Gather up every line from the entries below that uses the word "users".

[Data excerpts]
--------------------

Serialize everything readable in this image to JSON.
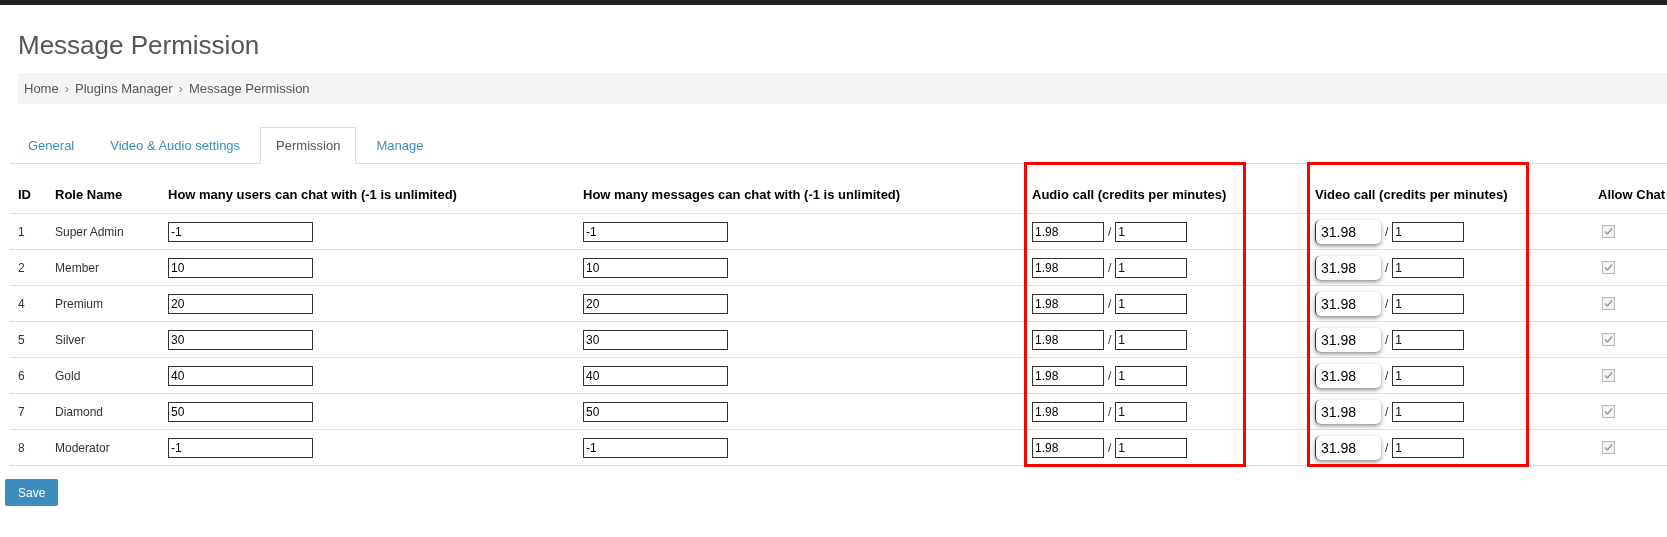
{
  "page_title": "Message Permission",
  "breadcrumb": [
    "Home",
    "Plugins Manager",
    "Message Permission"
  ],
  "breadcrumb_separator": "›",
  "tabs": [
    {
      "label": "General",
      "selected": false
    },
    {
      "label": "Video & Audio settings",
      "selected": false
    },
    {
      "label": "Permission",
      "selected": true
    },
    {
      "label": "Manage",
      "selected": false
    }
  ],
  "table": {
    "columns": [
      {
        "label": "ID",
        "highlighted": false
      },
      {
        "label": "Role Name",
        "highlighted": false
      },
      {
        "label": "How many users can chat with (-1 is unlimited)",
        "highlighted": false
      },
      {
        "label": "How many messages can chat with (-1 is unlimited)",
        "highlighted": false
      },
      {
        "label": "Audio call (credits per minutes)",
        "highlighted": true
      },
      {
        "label": "Video call (credits per minutes)",
        "highlighted": true
      },
      {
        "label": "Allow Chat",
        "highlighted": false
      }
    ],
    "rows": [
      {
        "id": "1",
        "role": "Super Admin",
        "users": "-1",
        "messages": "-1",
        "audio_credits": "1.98",
        "audio_minutes": "1",
        "video_credits": "31.98",
        "video_minutes": "1",
        "allow_chat": true
      },
      {
        "id": "2",
        "role": "Member",
        "users": "10",
        "messages": "10",
        "audio_credits": "1.98",
        "audio_minutes": "1",
        "video_credits": "31.98",
        "video_minutes": "1",
        "allow_chat": true
      },
      {
        "id": "4",
        "role": "Premium",
        "users": "20",
        "messages": "20",
        "audio_credits": "1.98",
        "audio_minutes": "1",
        "video_credits": "31.98",
        "video_minutes": "1",
        "allow_chat": true
      },
      {
        "id": "5",
        "role": "Silver",
        "users": "30",
        "messages": "30",
        "audio_credits": "1.98",
        "audio_minutes": "1",
        "video_credits": "31.98",
        "video_minutes": "1",
        "allow_chat": true
      },
      {
        "id": "6",
        "role": "Gold",
        "users": "40",
        "messages": "40",
        "audio_credits": "1.98",
        "audio_minutes": "1",
        "video_credits": "31.98",
        "video_minutes": "1",
        "allow_chat": true
      },
      {
        "id": "7",
        "role": "Diamond",
        "users": "50",
        "messages": "50",
        "audio_credits": "1.98",
        "audio_minutes": "1",
        "video_credits": "31.98",
        "video_minutes": "1",
        "allow_chat": true
      },
      {
        "id": "8",
        "role": "Moderator",
        "users": "-1",
        "messages": "-1",
        "audio_credits": "1.98",
        "audio_minutes": "1",
        "video_credits": "31.98",
        "video_minutes": "1",
        "allow_chat": true
      }
    ],
    "ratio_separator": "/"
  },
  "save_button": "Save"
}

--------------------

[OUTPUT]
        "label": "How many users can chat with (-1 is unlimited)",
        "users": "-1",
        "users": "10",
        "users": "20",
        "users": "30",
        "users": "40",
        "users": "50",
        "users": "-1",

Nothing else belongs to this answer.